◆ **Task prompt**
Write the records out again, precisely as they stand.

◆ **Element data from apps and pages**

★ ★ ★ ★

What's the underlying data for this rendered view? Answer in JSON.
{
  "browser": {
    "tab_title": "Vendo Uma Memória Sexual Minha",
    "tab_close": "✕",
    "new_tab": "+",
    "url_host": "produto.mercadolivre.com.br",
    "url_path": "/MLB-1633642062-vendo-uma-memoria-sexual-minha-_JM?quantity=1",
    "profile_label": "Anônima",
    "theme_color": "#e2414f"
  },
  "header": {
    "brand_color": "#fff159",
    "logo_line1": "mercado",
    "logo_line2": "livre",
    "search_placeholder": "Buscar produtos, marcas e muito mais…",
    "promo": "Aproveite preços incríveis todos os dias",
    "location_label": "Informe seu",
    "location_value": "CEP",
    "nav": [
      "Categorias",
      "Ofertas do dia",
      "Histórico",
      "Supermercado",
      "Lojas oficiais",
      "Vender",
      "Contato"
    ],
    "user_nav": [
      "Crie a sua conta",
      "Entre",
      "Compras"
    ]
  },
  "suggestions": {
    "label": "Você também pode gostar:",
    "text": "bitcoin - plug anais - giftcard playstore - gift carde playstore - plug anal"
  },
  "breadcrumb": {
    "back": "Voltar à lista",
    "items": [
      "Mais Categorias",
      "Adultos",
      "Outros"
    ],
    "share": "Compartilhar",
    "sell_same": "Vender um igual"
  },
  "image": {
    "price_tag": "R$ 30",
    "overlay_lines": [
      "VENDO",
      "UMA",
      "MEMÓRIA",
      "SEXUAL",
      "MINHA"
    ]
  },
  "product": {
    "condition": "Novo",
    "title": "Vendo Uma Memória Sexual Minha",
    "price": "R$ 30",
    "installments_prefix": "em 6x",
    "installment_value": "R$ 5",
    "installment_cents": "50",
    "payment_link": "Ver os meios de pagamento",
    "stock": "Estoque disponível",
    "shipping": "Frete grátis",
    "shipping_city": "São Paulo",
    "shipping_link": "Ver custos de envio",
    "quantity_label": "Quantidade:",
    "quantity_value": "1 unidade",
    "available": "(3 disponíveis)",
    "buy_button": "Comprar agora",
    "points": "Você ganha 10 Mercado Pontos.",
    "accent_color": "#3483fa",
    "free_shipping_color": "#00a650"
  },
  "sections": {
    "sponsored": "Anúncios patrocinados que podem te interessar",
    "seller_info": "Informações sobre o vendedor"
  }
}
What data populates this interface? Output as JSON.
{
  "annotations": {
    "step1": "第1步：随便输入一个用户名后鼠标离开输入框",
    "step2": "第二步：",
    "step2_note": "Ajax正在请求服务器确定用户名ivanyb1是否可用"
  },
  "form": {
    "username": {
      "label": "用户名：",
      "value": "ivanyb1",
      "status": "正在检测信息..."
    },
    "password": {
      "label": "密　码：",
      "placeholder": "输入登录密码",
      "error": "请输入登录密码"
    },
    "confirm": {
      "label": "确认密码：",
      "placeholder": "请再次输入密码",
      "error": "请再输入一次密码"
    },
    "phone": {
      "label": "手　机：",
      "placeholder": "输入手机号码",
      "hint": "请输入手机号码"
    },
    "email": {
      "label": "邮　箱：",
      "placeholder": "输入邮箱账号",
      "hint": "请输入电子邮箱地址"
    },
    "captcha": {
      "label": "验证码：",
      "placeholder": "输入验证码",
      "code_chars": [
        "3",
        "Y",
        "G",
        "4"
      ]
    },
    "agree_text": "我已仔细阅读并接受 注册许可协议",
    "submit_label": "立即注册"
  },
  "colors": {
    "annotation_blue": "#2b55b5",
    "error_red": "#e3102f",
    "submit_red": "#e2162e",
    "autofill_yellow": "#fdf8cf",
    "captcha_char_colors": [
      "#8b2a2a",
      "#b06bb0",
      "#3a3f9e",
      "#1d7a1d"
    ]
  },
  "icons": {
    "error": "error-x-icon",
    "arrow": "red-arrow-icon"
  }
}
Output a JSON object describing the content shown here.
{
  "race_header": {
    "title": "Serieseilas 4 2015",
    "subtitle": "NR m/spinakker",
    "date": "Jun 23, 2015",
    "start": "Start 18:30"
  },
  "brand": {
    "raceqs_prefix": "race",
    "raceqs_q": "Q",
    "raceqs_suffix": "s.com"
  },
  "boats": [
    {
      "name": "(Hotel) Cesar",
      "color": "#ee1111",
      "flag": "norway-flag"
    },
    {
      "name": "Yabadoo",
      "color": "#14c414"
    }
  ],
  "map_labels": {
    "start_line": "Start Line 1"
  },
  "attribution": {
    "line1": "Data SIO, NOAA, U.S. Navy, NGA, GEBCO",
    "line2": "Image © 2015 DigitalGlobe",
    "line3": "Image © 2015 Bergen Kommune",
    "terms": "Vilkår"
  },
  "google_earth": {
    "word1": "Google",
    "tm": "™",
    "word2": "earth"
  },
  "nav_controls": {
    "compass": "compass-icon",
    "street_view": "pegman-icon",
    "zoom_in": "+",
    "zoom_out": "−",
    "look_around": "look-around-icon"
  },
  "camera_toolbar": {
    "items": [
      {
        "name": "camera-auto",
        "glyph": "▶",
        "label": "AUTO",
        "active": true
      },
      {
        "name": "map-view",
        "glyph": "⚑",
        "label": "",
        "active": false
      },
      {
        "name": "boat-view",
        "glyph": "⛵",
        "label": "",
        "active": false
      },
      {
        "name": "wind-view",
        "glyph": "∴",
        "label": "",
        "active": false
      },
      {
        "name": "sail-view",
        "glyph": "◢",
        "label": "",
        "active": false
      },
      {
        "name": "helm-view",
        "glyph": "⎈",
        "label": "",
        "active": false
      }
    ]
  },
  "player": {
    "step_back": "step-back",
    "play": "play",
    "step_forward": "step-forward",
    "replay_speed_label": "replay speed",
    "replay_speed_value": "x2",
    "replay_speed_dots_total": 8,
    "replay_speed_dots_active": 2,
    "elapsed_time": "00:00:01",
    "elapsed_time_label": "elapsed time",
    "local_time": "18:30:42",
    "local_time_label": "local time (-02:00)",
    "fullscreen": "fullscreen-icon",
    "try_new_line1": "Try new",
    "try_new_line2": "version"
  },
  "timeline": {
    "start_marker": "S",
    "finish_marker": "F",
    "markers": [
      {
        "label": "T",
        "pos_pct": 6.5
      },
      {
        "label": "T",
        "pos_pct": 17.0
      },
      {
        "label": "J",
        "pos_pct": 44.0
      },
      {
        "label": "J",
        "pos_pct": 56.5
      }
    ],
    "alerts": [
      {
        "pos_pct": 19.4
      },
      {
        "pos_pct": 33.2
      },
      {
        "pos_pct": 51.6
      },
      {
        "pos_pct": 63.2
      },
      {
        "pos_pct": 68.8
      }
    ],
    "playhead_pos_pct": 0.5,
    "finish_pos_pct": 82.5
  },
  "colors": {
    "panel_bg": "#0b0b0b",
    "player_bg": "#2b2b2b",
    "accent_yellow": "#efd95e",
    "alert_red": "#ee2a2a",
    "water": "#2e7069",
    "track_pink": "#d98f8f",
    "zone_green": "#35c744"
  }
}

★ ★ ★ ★

◆ **Answer to the problem**
What's the underlying data for this rendered view? Answer in JSON.
{
  "browser": {
    "tab_title": "Vendo Uma Memória Sexual Minha",
    "tab_close": "✕",
    "new_tab": "+",
    "url_host": "produto.mercadolivre.com.br",
    "url_path": "/MLB-1633642062-vendo-uma-memoria-sexual-minha-_JM?quantity=1",
    "profile_label": "Anônima",
    "theme_color": "#e2414f"
  },
  "header": {
    "brand_color": "#fff159",
    "logo_line1": "mercado",
    "logo_line2": "livre",
    "search_placeholder": "Buscar produtos, marcas e muito mais…",
    "promo": "Aproveite preços incríveis todos os dias",
    "location_label": "Informe seu",
    "location_value": "CEP",
    "nav": [
      "Categorias",
      "Ofertas do dia",
      "Histórico",
      "Supermercado",
      "Lojas oficiais",
      "Vender",
      "Contato"
    ],
    "user_nav": [
      "Crie a sua conta",
      "Entre",
      "Compras"
    ]
  },
  "suggestions": {
    "label": "Você também pode gostar:",
    "text": "bitcoin - plug anais - giftcard playstore - gift carde playstore - plug anal"
  },
  "breadcrumb": {
    "back": "Voltar à lista",
    "items": [
      "Mais Categorias",
      "Adultos",
      "Outros"
    ],
    "share": "Compartilhar",
    "sell_same": "Vender um igual"
  },
  "image": {
    "price_tag": "R$ 30",
    "overlay_lines": [
      "VENDO",
      "UMA",
      "MEMÓRIA",
      "SEXUAL",
      "MINHA"
    ]
  },
  "product": {
    "condition": "Novo",
    "title": "Vendo Uma Memória Sexual Minha",
    "price": "R$ 30",
    "installments_prefix": "em 6x",
    "installment_value": "R$ 5",
    "installment_cents": "50",
    "payment_link": "Ver os meios de pagamento",
    "stock": "Estoque disponível",
    "shipping": "Frete grátis",
    "shipping_city": "São Paulo",
    "shipping_link": "Ver custos de envio",
    "quantity_label": "Quantidade:",
    "quantity_value": "1 unidade",
    "available": "(3 disponíveis)",
    "buy_button": "Comprar agora",
    "points": "Você ganha 10 Mercado Pontos.",
    "accent_color": "#3483fa",
    "free_shipping_color": "#00a650"
  },
  "sections": {
    "sponsored": "Anúncios patrocinados que podem te interessar",
    "seller_info": "Informações sobre o vendedor"
  }
}
What data populates this interface? Output as JSON.
{
  "annotations": {
    "step1": "第1步：随便输入一个用户名后鼠标离开输入框",
    "step2": "第二步：",
    "step2_note": "Ajax正在请求服务器确定用户名ivanyb1是否可用"
  },
  "form": {
    "username": {
      "label": "用户名：",
      "value": "ivanyb1",
      "status": "正在检测信息..."
    },
    "password": {
      "label": "密　码：",
      "placeholder": "输入登录密码",
      "error": "请输入登录密码"
    },
    "confirm": {
      "label": "确认密码：",
      "placeholder": "请再次输入密码",
      "error": "请再输入一次密码"
    },
    "phone": {
      "label": "手　机：",
      "placeholder": "输入手机号码",
      "hint": "请输入手机号码"
    },
    "email": {
      "label": "邮　箱：",
      "placeholder": "输入邮箱账号",
      "hint": "请输入电子邮箱地址"
    },
    "captcha": {
      "label": "验证码：",
      "placeholder": "输入验证码",
      "code_chars": [
        "3",
        "Y",
        "G",
        "4"
      ]
    },
    "agree_text": "我已仔细阅读并接受 注册许可协议",
    "submit_label": "立即注册"
  },
  "colors": {
    "annotation_blue": "#2b55b5",
    "error_red": "#e3102f",
    "submit_red": "#e2162e",
    "autofill_yellow": "#fdf8cf",
    "captcha_char_colors": [
      "#8b2a2a",
      "#b06bb0",
      "#3a3f9e",
      "#1d7a1d"
    ]
  },
  "icons": {
    "error": "error-x-icon",
    "arrow": "red-arrow-icon"
  }
}
Output a JSON object describing the content shown here.
{
  "race_header": {
    "title": "Serieseilas 4 2015",
    "subtitle": "NR m/spinakker",
    "date": "Jun 23, 2015",
    "start": "Start 18:30"
  },
  "brand": {
    "raceqs_prefix": "race",
    "raceqs_q": "Q",
    "raceqs_suffix": "s.com"
  },
  "boats": [
    {
      "name": "(Hotel) Cesar",
      "color": "#ee1111",
      "flag": "norway-flag"
    },
    {
      "name": "Yabadoo",
      "color": "#14c414"
    }
  ],
  "map_labels": {
    "start_line": "Start Line 1"
  },
  "attribution": {
    "line1": "Data SIO, NOAA, U.S. Navy, NGA, GEBCO",
    "line2": "Image © 2015 DigitalGlobe",
    "line3": "Image © 2015 Bergen Kommune",
    "terms": "Vilkår"
  },
  "google_earth": {
    "word1": "Google",
    "tm": "™",
    "word2": "earth"
  },
  "nav_controls": {
    "compass": "compass-icon",
    "street_view": "pegman-icon",
    "zoom_in": "+",
    "zoom_out": "−",
    "look_around": "look-around-icon"
  },
  "camera_toolbar": {
    "items": [
      {
        "name": "camera-auto",
        "glyph": "▶",
        "label": "AUTO",
        "active": true
      },
      {
        "name": "map-view",
        "glyph": "⚑",
        "label": "",
        "active": false
      },
      {
        "name": "boat-view",
        "glyph": "⛵",
        "label": "",
        "active": false
      },
      {
        "name": "wind-view",
        "glyph": "∴",
        "label": "",
        "active": false
      },
      {
        "name": "sail-view",
        "glyph": "◢",
        "label": "",
        "active": false
      },
      {
        "name": "helm-view",
        "glyph": "⎈",
        "label": "",
        "active": false
      }
    ]
  },
  "player": {
    "step_back": "step-back",
    "play": "play",
    "step_forward": "step-forward",
    "replay_speed_label": "replay speed",
    "replay_speed_value": "x2",
    "replay_speed_dots_total": 8,
    "replay_speed_dots_active": 2,
    "elapsed_time": "00:00:01",
    "elapsed_time_label": "elapsed time",
    "local_time": "18:30:42",
    "local_time_label": "local time (-02:00)",
    "fullscreen": "fullscreen-icon",
    "try_new_line1": "Try new",
    "try_new_line2": "version"
  },
  "timeline": {
    "start_marker": "S",
    "finish_marker": "F",
    "markers": [
      {
        "label": "T",
        "pos_pct": 6.5
      },
      {
        "label": "T",
        "pos_pct": 17.0
      },
      {
        "label": "J",
        "pos_pct": 44.0
      },
      {
        "label": "J",
        "pos_pct": 56.5
      }
    ],
    "alerts": [
      {
        "pos_pct": 19.4
      },
      {
        "pos_pct": 33.2
      },
      {
        "pos_pct": 51.6
      },
      {
        "pos_pct": 63.2
      },
      {
        "pos_pct": 68.8
      }
    ],
    "playhead_pos_pct": 0.5,
    "finish_pos_pct": 82.5
  },
  "colors": {
    "panel_bg": "#0b0b0b",
    "player_bg": "#2b2b2b",
    "accent_yellow": "#efd95e",
    "alert_red": "#ee2a2a",
    "water": "#2e7069",
    "track_pink": "#d98f8f",
    "zone_green": "#35c744"
  }
}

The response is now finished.